━━ Data listing

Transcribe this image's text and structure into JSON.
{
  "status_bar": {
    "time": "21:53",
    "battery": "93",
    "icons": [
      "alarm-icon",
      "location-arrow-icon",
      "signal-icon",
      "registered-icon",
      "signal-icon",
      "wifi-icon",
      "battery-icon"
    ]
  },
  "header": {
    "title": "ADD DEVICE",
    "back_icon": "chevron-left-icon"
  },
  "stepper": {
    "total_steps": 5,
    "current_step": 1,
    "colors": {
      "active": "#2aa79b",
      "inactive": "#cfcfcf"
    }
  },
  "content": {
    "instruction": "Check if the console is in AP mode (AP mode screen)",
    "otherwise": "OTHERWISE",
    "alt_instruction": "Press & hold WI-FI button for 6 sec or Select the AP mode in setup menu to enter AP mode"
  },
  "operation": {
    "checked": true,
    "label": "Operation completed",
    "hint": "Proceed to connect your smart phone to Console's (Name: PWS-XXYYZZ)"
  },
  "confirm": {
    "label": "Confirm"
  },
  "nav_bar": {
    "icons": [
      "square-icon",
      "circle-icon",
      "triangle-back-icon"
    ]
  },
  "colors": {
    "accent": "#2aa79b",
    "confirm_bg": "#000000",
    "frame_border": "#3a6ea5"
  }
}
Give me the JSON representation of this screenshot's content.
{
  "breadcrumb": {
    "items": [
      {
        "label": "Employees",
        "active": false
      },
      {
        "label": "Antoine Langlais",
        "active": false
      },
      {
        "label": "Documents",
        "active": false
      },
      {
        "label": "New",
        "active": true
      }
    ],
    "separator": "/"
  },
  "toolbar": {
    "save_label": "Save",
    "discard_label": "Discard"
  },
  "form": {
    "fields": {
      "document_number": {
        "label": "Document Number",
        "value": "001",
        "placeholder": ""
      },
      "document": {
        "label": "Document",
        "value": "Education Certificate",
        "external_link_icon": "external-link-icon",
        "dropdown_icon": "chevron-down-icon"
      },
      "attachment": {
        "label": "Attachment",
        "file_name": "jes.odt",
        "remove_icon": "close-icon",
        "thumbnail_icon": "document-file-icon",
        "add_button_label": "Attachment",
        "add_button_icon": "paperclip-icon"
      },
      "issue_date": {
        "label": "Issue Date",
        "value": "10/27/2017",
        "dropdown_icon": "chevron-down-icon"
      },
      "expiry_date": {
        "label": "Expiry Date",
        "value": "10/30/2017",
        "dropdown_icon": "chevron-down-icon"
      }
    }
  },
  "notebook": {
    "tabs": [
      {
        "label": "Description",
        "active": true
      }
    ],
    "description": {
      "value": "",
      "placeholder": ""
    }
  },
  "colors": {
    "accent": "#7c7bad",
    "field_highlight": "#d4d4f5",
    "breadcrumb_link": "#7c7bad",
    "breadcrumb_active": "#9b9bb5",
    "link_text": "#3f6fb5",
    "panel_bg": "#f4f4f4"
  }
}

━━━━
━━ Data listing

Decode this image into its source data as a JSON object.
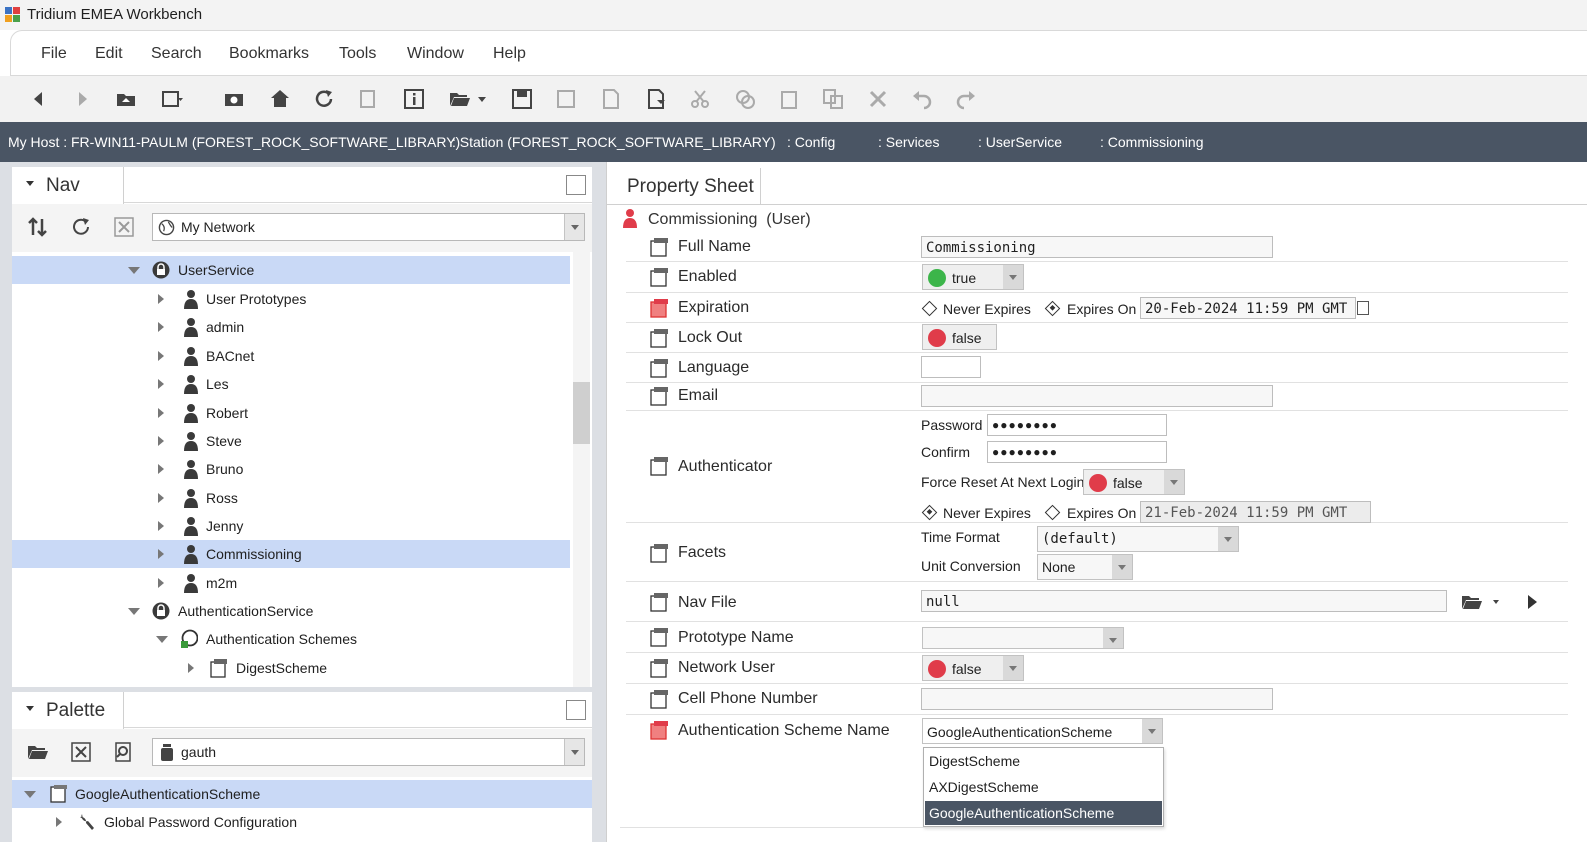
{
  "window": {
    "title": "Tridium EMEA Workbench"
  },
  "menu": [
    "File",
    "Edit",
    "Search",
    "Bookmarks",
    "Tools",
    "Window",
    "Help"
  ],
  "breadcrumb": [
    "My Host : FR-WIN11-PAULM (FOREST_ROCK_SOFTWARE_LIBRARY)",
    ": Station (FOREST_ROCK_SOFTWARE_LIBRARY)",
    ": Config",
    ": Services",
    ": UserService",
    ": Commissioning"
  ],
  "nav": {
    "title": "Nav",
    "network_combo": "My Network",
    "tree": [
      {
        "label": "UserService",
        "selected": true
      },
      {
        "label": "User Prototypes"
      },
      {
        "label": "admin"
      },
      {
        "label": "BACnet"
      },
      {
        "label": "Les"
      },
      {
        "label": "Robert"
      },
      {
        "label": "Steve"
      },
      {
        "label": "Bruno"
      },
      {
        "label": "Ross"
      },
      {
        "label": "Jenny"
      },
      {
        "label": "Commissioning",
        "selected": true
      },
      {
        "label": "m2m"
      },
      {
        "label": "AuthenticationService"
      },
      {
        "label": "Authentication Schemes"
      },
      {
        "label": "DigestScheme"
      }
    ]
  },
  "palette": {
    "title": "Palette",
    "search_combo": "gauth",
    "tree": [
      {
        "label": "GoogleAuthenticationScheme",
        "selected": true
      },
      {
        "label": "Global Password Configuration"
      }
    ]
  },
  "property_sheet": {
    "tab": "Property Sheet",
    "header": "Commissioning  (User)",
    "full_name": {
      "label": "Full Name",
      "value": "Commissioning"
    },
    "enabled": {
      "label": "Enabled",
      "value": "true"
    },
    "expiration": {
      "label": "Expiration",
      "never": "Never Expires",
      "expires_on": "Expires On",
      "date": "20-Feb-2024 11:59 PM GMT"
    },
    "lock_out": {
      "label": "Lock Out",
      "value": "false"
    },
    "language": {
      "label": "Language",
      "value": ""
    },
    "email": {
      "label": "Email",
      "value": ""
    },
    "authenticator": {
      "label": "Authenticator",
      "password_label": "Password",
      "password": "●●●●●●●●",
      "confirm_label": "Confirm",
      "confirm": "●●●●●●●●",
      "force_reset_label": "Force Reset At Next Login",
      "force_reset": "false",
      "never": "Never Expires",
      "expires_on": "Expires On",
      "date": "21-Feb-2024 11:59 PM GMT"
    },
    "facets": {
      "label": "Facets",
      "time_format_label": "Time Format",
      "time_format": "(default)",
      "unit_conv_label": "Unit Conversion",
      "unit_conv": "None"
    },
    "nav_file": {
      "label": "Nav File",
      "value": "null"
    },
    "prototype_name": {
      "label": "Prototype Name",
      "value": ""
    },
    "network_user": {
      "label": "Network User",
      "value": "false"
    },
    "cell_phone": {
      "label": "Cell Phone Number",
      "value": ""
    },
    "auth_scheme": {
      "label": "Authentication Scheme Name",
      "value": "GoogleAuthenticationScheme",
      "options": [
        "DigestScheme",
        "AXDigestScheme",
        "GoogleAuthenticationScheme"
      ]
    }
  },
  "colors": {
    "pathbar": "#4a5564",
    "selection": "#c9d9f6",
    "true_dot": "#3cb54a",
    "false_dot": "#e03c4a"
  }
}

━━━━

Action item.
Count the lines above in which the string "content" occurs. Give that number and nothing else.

Answer to this task.
2